# Why is the sum of two variances is larger than two times the covariances?

I saw the following inequality:

$$\sigma_{X_1}^2 + \sigma_{X_2}^2 \geq 2\sigma_{X_1X_2}$$

and the brief explanation said that it is based on Cauchy-Schwarz inequality. But I couldn't make the connection. Why is the equation above is true?

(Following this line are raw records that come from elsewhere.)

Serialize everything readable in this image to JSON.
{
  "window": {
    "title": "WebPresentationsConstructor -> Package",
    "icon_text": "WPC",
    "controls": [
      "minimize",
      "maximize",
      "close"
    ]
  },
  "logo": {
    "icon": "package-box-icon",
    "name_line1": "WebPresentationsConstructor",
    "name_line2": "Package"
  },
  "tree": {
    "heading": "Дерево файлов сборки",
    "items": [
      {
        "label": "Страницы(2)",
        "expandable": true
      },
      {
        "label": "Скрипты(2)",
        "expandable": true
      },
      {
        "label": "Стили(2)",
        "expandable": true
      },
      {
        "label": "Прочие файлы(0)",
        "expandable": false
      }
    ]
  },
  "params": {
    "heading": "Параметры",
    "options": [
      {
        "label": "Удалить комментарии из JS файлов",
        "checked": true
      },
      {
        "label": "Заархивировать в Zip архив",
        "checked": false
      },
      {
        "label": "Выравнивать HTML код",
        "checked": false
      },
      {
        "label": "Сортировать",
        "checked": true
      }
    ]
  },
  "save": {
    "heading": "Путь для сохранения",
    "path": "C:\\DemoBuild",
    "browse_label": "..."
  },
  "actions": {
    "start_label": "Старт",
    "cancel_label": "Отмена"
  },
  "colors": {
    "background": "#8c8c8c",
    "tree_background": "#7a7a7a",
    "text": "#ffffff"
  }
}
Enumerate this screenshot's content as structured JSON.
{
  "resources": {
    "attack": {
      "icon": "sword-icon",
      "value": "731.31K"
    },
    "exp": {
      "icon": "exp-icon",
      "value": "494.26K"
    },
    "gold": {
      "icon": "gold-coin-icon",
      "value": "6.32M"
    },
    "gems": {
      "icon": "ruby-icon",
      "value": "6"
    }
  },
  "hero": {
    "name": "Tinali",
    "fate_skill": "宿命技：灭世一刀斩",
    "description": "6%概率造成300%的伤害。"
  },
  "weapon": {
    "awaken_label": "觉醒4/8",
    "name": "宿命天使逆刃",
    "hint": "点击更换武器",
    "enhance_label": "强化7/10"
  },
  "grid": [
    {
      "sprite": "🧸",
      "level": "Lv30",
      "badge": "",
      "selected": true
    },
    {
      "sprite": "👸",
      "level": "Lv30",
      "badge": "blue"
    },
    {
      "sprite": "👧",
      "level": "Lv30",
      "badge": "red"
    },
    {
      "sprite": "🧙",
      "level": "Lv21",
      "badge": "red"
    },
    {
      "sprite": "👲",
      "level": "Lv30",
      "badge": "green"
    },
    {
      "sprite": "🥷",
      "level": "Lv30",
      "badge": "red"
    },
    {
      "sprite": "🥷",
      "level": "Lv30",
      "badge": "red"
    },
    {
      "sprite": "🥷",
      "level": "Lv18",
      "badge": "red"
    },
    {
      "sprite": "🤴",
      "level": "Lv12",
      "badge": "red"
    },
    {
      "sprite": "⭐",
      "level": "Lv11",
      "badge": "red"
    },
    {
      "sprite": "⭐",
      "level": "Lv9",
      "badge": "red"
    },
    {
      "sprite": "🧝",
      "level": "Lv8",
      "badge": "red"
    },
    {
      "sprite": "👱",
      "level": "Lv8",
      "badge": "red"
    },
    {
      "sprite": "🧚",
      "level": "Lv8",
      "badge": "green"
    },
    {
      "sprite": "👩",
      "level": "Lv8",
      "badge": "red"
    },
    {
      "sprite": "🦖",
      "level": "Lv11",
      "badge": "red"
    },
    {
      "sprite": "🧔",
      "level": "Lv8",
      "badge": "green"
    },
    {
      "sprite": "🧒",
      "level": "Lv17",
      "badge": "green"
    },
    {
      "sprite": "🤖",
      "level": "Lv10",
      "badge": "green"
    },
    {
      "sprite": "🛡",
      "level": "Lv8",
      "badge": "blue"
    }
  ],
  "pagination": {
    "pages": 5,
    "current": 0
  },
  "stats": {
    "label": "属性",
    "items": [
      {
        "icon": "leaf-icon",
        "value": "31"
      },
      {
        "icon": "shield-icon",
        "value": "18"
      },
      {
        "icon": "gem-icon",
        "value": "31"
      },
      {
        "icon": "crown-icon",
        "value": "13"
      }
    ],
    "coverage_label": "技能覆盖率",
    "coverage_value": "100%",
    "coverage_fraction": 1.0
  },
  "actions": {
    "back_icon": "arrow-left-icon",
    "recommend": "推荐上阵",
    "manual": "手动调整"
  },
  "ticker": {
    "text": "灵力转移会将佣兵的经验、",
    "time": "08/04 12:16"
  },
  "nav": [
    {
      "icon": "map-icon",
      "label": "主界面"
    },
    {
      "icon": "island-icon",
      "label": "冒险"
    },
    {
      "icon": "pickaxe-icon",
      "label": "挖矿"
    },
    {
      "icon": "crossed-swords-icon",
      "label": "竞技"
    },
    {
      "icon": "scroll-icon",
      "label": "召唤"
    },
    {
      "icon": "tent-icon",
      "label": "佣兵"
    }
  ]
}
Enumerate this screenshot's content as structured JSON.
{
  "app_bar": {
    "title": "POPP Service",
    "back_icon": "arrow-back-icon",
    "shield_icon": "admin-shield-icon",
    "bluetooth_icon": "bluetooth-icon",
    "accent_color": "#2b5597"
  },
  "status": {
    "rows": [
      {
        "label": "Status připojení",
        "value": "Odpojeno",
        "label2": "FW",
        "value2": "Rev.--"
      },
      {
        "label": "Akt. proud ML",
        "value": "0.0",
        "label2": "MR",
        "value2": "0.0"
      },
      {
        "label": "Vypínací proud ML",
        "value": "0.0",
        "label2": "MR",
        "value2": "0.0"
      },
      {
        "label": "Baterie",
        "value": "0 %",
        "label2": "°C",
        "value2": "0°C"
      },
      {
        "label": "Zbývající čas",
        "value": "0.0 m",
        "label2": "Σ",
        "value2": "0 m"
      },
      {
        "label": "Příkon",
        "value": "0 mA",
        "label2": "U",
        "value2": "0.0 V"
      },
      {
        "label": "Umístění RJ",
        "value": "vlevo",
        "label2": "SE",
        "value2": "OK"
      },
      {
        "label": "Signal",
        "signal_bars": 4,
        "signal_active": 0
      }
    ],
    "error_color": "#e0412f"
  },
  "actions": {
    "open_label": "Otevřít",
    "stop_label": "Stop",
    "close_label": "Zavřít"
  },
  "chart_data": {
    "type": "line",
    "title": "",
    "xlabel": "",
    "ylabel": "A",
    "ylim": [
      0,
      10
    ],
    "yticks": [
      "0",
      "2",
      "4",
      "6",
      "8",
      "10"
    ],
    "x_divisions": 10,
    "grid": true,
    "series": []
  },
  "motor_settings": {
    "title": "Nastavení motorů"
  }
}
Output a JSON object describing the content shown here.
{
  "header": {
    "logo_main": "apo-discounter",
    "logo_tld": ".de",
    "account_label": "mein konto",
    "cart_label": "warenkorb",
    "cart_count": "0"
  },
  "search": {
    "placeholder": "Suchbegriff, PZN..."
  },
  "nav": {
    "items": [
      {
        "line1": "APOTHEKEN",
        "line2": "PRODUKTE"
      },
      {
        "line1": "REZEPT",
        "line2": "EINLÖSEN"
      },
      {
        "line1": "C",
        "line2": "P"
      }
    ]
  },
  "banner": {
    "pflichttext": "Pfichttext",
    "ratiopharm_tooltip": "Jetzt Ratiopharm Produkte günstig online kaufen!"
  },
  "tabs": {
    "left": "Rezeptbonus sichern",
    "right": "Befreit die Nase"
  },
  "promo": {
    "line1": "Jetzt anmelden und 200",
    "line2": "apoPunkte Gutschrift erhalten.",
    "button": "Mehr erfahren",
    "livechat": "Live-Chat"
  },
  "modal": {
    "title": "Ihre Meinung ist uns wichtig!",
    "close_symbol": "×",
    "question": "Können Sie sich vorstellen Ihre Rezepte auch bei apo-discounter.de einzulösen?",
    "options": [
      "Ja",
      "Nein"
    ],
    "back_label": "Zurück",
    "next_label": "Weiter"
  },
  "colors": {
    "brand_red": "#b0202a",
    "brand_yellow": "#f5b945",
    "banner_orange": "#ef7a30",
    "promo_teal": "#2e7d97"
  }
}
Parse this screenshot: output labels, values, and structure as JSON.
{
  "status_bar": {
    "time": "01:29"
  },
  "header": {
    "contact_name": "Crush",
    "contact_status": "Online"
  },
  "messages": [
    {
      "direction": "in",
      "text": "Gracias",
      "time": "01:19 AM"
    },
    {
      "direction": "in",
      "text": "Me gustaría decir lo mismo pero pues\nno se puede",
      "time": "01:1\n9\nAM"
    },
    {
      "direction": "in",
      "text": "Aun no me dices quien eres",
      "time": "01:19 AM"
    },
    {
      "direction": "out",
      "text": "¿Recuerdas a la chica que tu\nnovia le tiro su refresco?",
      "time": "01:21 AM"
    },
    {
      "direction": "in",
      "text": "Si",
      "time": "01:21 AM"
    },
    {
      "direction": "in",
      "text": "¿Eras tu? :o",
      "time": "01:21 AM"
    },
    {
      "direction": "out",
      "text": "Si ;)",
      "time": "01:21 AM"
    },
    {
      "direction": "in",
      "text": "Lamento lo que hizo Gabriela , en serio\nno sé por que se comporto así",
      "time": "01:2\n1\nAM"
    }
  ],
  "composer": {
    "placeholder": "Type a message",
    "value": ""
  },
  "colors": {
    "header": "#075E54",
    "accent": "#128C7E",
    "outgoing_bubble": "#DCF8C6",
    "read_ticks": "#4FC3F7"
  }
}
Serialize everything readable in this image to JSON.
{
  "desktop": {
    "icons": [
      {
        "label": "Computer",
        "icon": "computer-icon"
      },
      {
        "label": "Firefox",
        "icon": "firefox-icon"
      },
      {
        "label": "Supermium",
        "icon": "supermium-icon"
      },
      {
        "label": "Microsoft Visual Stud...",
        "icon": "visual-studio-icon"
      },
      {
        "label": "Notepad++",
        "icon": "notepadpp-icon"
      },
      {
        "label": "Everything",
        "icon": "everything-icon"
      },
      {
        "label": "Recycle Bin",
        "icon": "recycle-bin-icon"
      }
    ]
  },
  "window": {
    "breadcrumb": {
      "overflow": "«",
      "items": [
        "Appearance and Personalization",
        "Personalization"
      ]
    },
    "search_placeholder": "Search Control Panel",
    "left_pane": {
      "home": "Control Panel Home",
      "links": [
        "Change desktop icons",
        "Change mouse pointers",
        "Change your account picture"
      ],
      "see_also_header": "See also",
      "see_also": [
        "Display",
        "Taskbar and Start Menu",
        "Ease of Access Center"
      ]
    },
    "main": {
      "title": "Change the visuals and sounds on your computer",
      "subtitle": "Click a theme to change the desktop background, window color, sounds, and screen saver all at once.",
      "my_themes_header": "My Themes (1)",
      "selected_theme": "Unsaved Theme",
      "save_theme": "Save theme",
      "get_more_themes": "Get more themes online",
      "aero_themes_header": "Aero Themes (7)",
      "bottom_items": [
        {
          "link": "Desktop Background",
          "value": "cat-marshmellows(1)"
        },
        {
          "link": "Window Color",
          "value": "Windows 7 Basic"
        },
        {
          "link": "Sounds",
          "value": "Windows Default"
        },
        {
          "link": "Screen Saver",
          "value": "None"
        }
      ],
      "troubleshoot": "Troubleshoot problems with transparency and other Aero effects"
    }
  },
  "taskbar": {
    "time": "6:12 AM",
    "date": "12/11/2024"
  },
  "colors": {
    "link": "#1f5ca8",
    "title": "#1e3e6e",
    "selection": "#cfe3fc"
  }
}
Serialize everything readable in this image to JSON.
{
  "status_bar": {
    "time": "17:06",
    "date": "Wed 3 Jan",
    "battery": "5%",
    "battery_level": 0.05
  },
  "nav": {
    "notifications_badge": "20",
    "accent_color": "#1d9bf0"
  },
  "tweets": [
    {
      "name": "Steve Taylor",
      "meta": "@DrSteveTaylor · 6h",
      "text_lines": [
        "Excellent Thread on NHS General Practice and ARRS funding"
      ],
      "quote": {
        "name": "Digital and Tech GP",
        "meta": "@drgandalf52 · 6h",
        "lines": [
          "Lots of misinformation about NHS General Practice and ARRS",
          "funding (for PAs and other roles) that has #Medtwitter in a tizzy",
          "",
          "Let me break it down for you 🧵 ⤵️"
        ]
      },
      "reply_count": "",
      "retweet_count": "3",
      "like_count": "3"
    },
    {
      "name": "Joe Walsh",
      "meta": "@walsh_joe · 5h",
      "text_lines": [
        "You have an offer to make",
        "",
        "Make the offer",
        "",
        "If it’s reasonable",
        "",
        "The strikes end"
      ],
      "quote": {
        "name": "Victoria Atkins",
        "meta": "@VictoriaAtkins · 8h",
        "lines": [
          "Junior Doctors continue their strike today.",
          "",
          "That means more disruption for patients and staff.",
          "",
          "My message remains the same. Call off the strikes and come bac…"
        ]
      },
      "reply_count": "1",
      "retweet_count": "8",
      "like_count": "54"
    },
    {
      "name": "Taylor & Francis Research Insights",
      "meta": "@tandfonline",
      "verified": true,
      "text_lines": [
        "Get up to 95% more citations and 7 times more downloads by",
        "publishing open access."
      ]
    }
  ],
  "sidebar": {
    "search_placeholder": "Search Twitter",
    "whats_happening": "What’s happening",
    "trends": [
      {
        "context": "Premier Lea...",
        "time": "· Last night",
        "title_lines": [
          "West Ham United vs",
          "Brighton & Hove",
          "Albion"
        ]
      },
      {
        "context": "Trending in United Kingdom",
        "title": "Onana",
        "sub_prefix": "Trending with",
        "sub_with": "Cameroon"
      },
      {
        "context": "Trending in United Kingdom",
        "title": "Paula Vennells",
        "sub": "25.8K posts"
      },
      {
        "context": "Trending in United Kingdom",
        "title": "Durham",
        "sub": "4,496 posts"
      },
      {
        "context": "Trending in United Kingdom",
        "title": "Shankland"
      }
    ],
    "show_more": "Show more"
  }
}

• Well, I'd have said it's implied by $\text{Var}(X_1-X_2)\geq 0$ but it sounds like that's not intended to be used here. Going from Cauchy Schwarz should be straightforward though; write the relevant expectations for each term in your equation and identify appropriate vectors $u$ and $v$ in those, and apply the inequality. Commented Oct 24, 2018 at 21:10
• @Glen_b I couldn't see that, thanks. THIS is an explicit demonstration of what you've said I believe.
– HBat
Commented Oct 24, 2018 at 21:25
• If you apply Cauchy Schwarz, directly, you could consider whether writing $u$ as an expectation involving $X_1$ (and so on for other terms) would get you there. Commented Oct 24, 2018 at 21:41